*Required action*: Every line with the string "tools" in it belongs in your answer, so copy them all from the data.

*Data under study*:
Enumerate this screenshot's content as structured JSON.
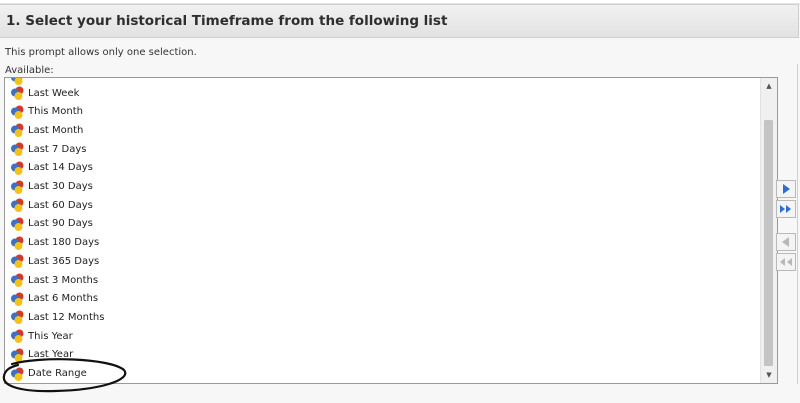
{
  "header": {
    "title": "1.  Select your historical Timeframe from the following list"
  },
  "prompt": {
    "note": "This prompt allows only one selection.",
    "available_label": "Available:"
  },
  "list": {
    "items": [
      {
        "label": "Last  Week"
      },
      {
        "label": "This Month"
      },
      {
        "label": "Last Month"
      },
      {
        "label": "Last 7 Days"
      },
      {
        "label": "Last 14 Days"
      },
      {
        "label": "Last 30 Days"
      },
      {
        "label": "Last 60 Days"
      },
      {
        "label": "Last 90 Days"
      },
      {
        "label": "Last 180 Days"
      },
      {
        "label": "Last 365 Days"
      },
      {
        "label": "Last 3 Months"
      },
      {
        "label": "Last 6 Months"
      },
      {
        "label": "Last 12 Months"
      },
      {
        "label": "This Year"
      },
      {
        "label": "Last Year"
      },
      {
        "label": "Date Range"
      }
    ]
  },
  "colors": {
    "icon_blue": "#3d6fc4",
    "icon_red": "#d23a2a",
    "icon_yellow": "#f2c21b",
    "button_arrow_blue": "#2d6fd0",
    "button_arrow_disabled": "#b8b8b8",
    "annotation_ellipse": "#111111"
  },
  "icons": {
    "list_item": "prompt-object-icon",
    "add": "arrow-right-icon",
    "add_all": "double-arrow-right-icon",
    "remove": "arrow-left-icon",
    "remove_all": "double-arrow-left-icon",
    "scroll_up": "triangle-up-icon",
    "scroll_down": "triangle-down-icon"
  }
}
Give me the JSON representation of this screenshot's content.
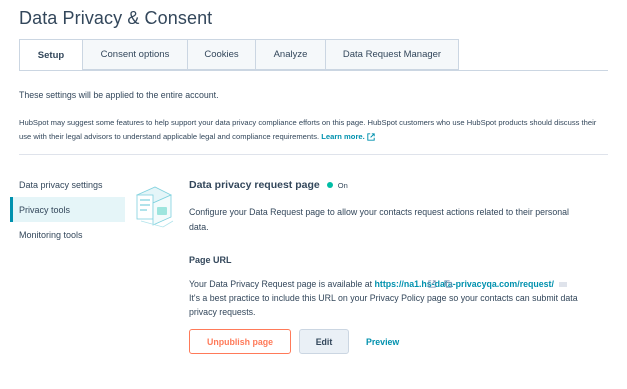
{
  "page": {
    "title": "Data Privacy & Consent"
  },
  "tabs": [
    {
      "label": "Setup"
    },
    {
      "label": "Consent options"
    },
    {
      "label": "Cookies"
    },
    {
      "label": "Analyze"
    },
    {
      "label": "Data Request Manager"
    }
  ],
  "intro": {
    "account_note": "These settings will be applied to the entire account.",
    "disclaimer": "HubSpot may suggest some features to help support your data privacy compliance efforts on this page. HubSpot customers who use HubSpot products should discuss their use with their legal advisors to understand applicable legal and compliance requirements.",
    "learn_more": "Learn more."
  },
  "sidebar": {
    "items": [
      {
        "label": "Data privacy settings"
      },
      {
        "label": "Privacy tools"
      },
      {
        "label": "Monitoring tools"
      }
    ]
  },
  "main": {
    "heading": "Data privacy request page",
    "status": "On",
    "status_color": "#00bda5",
    "description": "Configure your Data Request page to allow your contacts request actions related to their personal data.",
    "page_url_heading": "Page URL",
    "url_prefix": "Your Data Privacy Request page is available at",
    "url": "https://na1.hs-data-privacyqa.com/request/",
    "tip": "It's a best practice to include this URL on your Privacy Policy page so your contacts can submit data privacy requests.",
    "buttons": {
      "unpublish": "Unpublish page",
      "edit": "Edit",
      "preview": "Preview"
    }
  },
  "colors": {
    "accent": "#0091ae",
    "unpublish": "#ff7a59",
    "text": "#33475b"
  }
}
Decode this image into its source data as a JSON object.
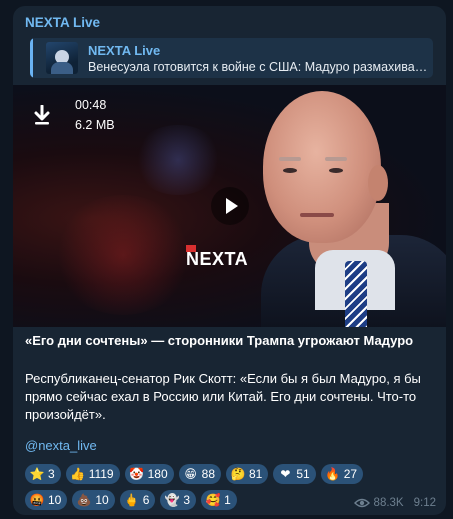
{
  "channel": {
    "name": "NEXTA Live"
  },
  "reply": {
    "title": "NEXTA Live",
    "text": "Венесуэла готовится к войне с США: Мадуро размахивает..."
  },
  "video": {
    "duration": "00:48",
    "size": "6.2 MB",
    "logo_text": "NEXTA"
  },
  "post": {
    "title": "«Его дни сочтены» — сторонники Трампа угрожают Мадуро",
    "body": "Республиканец-сенатор Рик Скотт: «Если бы я был Мадуро, я бы прямо сейчас ехал в Россию или Китай. Его дни сочтены. Что-то произойдёт».",
    "link": "@nexta_live"
  },
  "reactions": [
    [
      {
        "emoji": "⭐",
        "count": "3",
        "icon": "star-icon"
      },
      {
        "emoji": "👍",
        "count": "1119",
        "icon": "thumbs-up-icon"
      },
      {
        "emoji": "🤡",
        "count": "180",
        "icon": "clown-icon"
      },
      {
        "emoji": "😁",
        "count": "88",
        "icon": "grin-icon"
      },
      {
        "emoji": "🤔",
        "count": "81",
        "icon": "thinking-icon"
      },
      {
        "emoji": "❤",
        "count": "51",
        "icon": "heart-icon"
      },
      {
        "emoji": "🔥",
        "count": "27",
        "icon": "fire-icon"
      }
    ],
    [
      {
        "emoji": "🤬",
        "count": "10",
        "icon": "angry-icon"
      },
      {
        "emoji": "💩",
        "count": "10",
        "icon": "poop-icon"
      },
      {
        "emoji": "🖕",
        "count": "6",
        "icon": "middle-finger-icon"
      },
      {
        "emoji": "👻",
        "count": "3",
        "icon": "ghost-icon"
      },
      {
        "emoji": "🥰",
        "count": "1",
        "icon": "love-face-icon"
      }
    ]
  ],
  "meta": {
    "views": "88.3K",
    "time": "9:12"
  },
  "colors": {
    "accent": "#71b9f1",
    "bubble": "#182533",
    "background": "#0e1621",
    "reaction_bg": "#2b5278"
  }
}
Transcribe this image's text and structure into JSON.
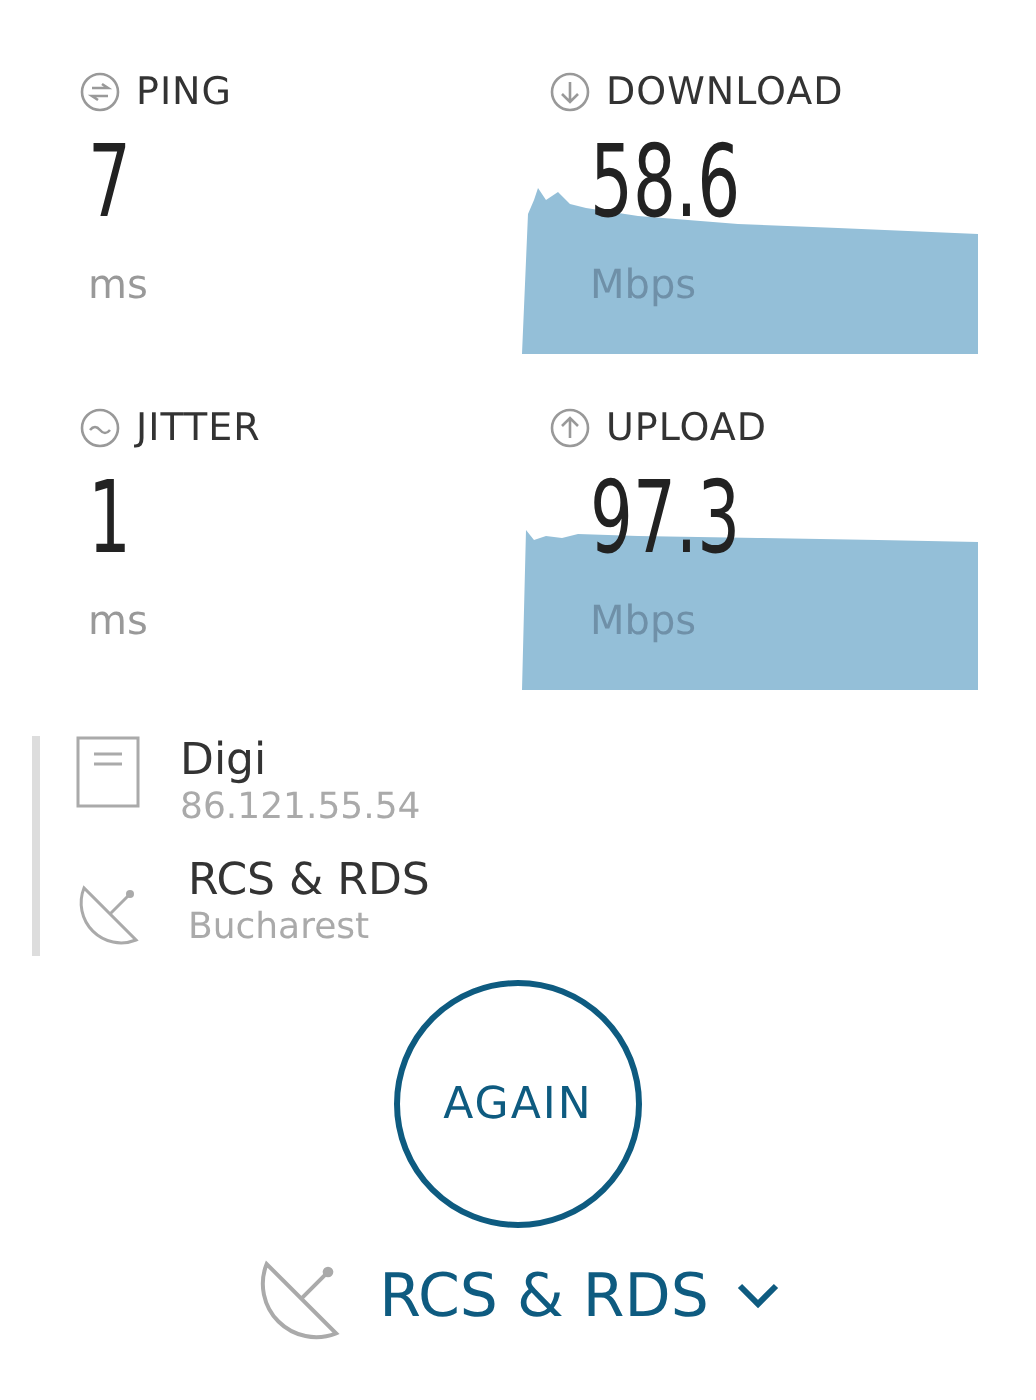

*Result for this exercise*:
        "label": "Privacy tools"
        "label": "Monitoring tools"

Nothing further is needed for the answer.